Assigned task:
A complete, word-for-word restatement of the entries is needed.

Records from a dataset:
------

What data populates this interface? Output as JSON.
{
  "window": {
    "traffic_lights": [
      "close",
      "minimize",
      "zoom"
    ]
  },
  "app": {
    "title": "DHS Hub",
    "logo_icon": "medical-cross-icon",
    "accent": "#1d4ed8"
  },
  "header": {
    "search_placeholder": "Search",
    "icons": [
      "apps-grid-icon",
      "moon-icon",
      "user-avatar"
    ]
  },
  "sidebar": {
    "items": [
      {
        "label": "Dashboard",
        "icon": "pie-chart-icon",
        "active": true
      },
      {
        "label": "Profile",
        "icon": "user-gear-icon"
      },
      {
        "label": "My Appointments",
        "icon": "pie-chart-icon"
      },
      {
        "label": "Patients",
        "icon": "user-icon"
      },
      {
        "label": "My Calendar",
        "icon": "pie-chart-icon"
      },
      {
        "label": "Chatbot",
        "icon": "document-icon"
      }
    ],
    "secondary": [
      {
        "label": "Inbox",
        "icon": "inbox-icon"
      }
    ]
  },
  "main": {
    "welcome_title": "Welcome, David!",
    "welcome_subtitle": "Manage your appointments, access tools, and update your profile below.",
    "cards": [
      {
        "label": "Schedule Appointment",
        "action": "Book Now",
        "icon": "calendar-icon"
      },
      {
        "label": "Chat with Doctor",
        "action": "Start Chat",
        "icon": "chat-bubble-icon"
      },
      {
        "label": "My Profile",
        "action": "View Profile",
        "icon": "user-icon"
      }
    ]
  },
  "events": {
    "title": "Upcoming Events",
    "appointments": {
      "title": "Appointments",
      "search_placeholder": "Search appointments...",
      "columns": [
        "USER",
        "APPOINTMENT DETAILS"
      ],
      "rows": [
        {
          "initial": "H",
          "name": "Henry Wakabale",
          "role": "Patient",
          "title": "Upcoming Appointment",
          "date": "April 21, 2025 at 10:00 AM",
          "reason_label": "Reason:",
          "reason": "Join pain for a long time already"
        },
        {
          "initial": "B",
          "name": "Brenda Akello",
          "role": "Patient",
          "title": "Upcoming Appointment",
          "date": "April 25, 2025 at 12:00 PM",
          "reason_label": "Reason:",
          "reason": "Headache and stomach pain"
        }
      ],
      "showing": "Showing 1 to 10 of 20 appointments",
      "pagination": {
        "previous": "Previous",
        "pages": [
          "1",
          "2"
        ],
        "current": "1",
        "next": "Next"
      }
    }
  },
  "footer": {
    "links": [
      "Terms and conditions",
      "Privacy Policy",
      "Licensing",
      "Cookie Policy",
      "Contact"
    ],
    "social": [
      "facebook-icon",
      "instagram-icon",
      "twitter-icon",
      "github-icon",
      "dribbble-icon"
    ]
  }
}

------

Result of this task:
What data populates this interface? Output as JSON.
{
  "window": {
    "traffic_lights": [
      "close",
      "minimize",
      "zoom"
    ]
  },
  "app": {
    "title": "DHS Hub",
    "logo_icon": "medical-cross-icon",
    "accent": "#1d4ed8"
  },
  "header": {
    "search_placeholder": "Search",
    "icons": [
      "apps-grid-icon",
      "moon-icon",
      "user-avatar"
    ]
  },
  "sidebar": {
    "items": [
      {
        "label": "Dashboard",
        "icon": "pie-chart-icon",
        "active": true
      },
      {
        "label": "Profile",
        "icon": "user-gear-icon"
      },
      {
        "label": "My Appointments",
        "icon": "pie-chart-icon"
      },
      {
        "label": "Patients",
        "icon": "user-icon"
      },
      {
        "label": "My Calendar",
        "icon": "pie-chart-icon"
      },
      {
        "label": "Chatbot",
        "icon": "document-icon"
      }
    ],
    "secondary": [
      {
        "label": "Inbox",
        "icon": "inbox-icon"
      }
    ]
  },
  "main": {
    "welcome_title": "Welcome, David!",
    "welcome_subtitle": "Manage your appointments, access tools, and update your profile below.",
    "cards": [
      {
        "label": "Schedule Appointment",
        "action": "Book Now",
        "icon": "calendar-icon"
      },
      {
        "label": "Chat with Doctor",
        "action": "Start Chat",
        "icon": "chat-bubble-icon"
      },
      {
        "label": "My Profile",
        "action": "View Profile",
        "icon": "user-icon"
      }
    ]
  },
  "events": {
    "title": "Upcoming Events",
    "appointments": {
      "title": "Appointments",
      "search_placeholder": "Search appointments...",
      "columns": [
        "USER",
        "APPOINTMENT DETAILS"
      ],
      "rows": [
        {
          "initial": "H",
          "name": "Henry Wakabale",
          "role": "Patient",
          "title": "Upcoming Appointment",
          "date": "April 21, 2025 at 10:00 AM",
          "reason_label": "Reason:",
          "reason": "Join pain for a long time already"
        },
        {
          "initial": "B",
          "name": "Brenda Akello",
          "role": "Patient",
          "title": "Upcoming Appointment",
          "date": "April 25, 2025 at 12:00 PM",
          "reason_label": "Reason:",
          "reason": "Headache and stomach pain"
        }
      ],
      "showing": "Showing 1 to 10 of 20 appointments",
      "pagination": {
        "previous": "Previous",
        "pages": [
          "1",
          "2"
        ],
        "current": "1",
        "next": "Next"
      }
    }
  },
  "footer": {
    "links": [
      "Terms and conditions",
      "Privacy Policy",
      "Licensing",
      "Cookie Policy",
      "Contact"
    ],
    "social": [
      "facebook-icon",
      "instagram-icon",
      "twitter-icon",
      "github-icon",
      "dribbble-icon"
    ]
  }
}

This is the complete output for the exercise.